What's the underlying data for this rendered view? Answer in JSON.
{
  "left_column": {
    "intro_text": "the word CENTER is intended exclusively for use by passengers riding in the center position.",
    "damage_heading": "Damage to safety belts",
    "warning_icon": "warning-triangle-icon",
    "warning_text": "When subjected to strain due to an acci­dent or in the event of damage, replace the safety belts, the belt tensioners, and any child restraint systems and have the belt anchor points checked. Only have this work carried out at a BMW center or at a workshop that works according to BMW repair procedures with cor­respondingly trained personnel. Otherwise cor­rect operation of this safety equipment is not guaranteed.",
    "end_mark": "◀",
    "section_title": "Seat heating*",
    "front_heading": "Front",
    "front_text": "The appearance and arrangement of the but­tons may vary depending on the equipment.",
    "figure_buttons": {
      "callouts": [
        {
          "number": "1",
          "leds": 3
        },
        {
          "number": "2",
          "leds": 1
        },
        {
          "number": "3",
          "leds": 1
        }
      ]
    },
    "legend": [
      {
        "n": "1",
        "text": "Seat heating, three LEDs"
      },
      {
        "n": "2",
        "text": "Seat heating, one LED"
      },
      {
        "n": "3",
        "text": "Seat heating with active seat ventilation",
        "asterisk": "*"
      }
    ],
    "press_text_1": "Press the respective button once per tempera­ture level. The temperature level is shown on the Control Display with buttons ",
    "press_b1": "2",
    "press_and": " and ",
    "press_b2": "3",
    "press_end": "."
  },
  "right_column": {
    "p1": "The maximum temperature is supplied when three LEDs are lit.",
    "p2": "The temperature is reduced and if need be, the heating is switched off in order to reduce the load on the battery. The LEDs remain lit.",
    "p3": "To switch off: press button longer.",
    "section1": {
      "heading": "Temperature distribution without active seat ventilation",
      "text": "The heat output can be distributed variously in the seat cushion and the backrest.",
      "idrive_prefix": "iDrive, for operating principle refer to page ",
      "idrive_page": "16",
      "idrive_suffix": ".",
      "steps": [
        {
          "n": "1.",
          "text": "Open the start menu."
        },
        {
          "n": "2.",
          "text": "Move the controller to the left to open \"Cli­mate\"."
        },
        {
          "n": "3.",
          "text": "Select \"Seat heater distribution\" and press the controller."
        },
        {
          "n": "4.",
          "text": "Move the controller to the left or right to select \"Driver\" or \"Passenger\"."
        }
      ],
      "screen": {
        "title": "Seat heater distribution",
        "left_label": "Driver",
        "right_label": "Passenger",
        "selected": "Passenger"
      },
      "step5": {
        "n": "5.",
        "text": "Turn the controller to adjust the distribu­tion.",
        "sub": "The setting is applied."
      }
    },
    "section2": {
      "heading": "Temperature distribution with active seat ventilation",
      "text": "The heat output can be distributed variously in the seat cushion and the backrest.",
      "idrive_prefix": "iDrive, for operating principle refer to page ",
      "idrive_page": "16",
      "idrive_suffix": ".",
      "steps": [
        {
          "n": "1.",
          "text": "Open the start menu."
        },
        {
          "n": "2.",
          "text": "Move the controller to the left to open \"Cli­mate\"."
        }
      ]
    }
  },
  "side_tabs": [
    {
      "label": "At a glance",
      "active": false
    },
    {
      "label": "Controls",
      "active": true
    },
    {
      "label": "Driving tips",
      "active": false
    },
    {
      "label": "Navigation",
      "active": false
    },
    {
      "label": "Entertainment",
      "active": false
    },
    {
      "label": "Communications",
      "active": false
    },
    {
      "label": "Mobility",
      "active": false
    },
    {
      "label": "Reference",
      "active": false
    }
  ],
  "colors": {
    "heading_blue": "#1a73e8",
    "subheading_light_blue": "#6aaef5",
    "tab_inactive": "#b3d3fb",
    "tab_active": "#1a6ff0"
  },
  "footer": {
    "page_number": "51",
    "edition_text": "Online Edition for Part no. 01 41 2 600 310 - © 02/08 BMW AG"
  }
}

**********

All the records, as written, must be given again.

● **Solution to this task**
What's the underlying data for this rendered view? Answer in JSON.
{
  "left_column": {
    "intro_text": "the word CENTER is intended exclusively for use by passengers riding in the center position.",
    "damage_heading": "Damage to safety belts",
    "warning_icon": "warning-triangle-icon",
    "warning_text": "When subjected to strain due to an acci­dent or in the event of damage, replace the safety belts, the belt tensioners, and any child restraint systems and have the belt anchor points checked. Only have this work carried out at a BMW center or at a workshop that works according to BMW repair procedures with cor­respondingly trained personnel. Otherwise cor­rect operation of this safety equipment is not guaranteed.",
    "end_mark": "◀",
    "section_title": "Seat heating*",
    "front_heading": "Front",
    "front_text": "The appearance and arrangement of the but­tons may vary depending on the equipment.",
    "figure_buttons": {
      "callouts": [
        {
          "number": "1",
          "leds": 3
        },
        {
          "number": "2",
          "leds": 1
        },
        {
          "number": "3",
          "leds": 1
        }
      ]
    },
    "legend": [
      {
        "n": "1",
        "text": "Seat heating, three LEDs"
      },
      {
        "n": "2",
        "text": "Seat heating, one LED"
      },
      {
        "n": "3",
        "text": "Seat heating with active seat ventilation",
        "asterisk": "*"
      }
    ],
    "press_text_1": "Press the respective button once per tempera­ture level. The temperature level is shown on the Control Display with buttons ",
    "press_b1": "2",
    "press_and": " and ",
    "press_b2": "3",
    "press_end": "."
  },
  "right_column": {
    "p1": "The maximum temperature is supplied when three LEDs are lit.",
    "p2": "The temperature is reduced and if need be, the heating is switched off in order to reduce the load on the battery. The LEDs remain lit.",
    "p3": "To switch off: press button longer.",
    "section1": {
      "heading": "Temperature distribution without active seat ventilation",
      "text": "The heat output can be distributed variously in the seat cushion and the backrest.",
      "idrive_prefix": "iDrive, for operating principle refer to page ",
      "idrive_page": "16",
      "idrive_suffix": ".",
      "steps": [
        {
          "n": "1.",
          "text": "Open the start menu."
        },
        {
          "n": "2.",
          "text": "Move the controller to the left to open \"Cli­mate\"."
        },
        {
          "n": "3.",
          "text": "Select \"Seat heater distribution\" and press the controller."
        },
        {
          "n": "4.",
          "text": "Move the controller to the left or right to select \"Driver\" or \"Passenger\"."
        }
      ],
      "screen": {
        "title": "Seat heater distribution",
        "left_label": "Driver",
        "right_label": "Passenger",
        "selected": "Passenger"
      },
      "step5": {
        "n": "5.",
        "text": "Turn the controller to adjust the distribu­tion.",
        "sub": "The setting is applied."
      }
    },
    "section2": {
      "heading": "Temperature distribution with active seat ventilation",
      "text": "The heat output can be distributed variously in the seat cushion and the backrest.",
      "idrive_prefix": "iDrive, for operating principle refer to page ",
      "idrive_page": "16",
      "idrive_suffix": ".",
      "steps": [
        {
          "n": "1.",
          "text": "Open the start menu."
        },
        {
          "n": "2.",
          "text": "Move the controller to the left to open \"Cli­mate\"."
        }
      ]
    }
  },
  "side_tabs": [
    {
      "label": "At a glance",
      "active": false
    },
    {
      "label": "Controls",
      "active": true
    },
    {
      "label": "Driving tips",
      "active": false
    },
    {
      "label": "Navigation",
      "active": false
    },
    {
      "label": "Entertainment",
      "active": false
    },
    {
      "label": "Communications",
      "active": false
    },
    {
      "label": "Mobility",
      "active": false
    },
    {
      "label": "Reference",
      "active": false
    }
  ],
  "colors": {
    "heading_blue": "#1a73e8",
    "subheading_light_blue": "#6aaef5",
    "tab_inactive": "#b3d3fb",
    "tab_active": "#1a6ff0"
  },
  "footer": {
    "page_number": "51",
    "edition_text": "Online Edition for Part no. 01 41 2 600 310 - © 02/08 BMW AG"
  }
}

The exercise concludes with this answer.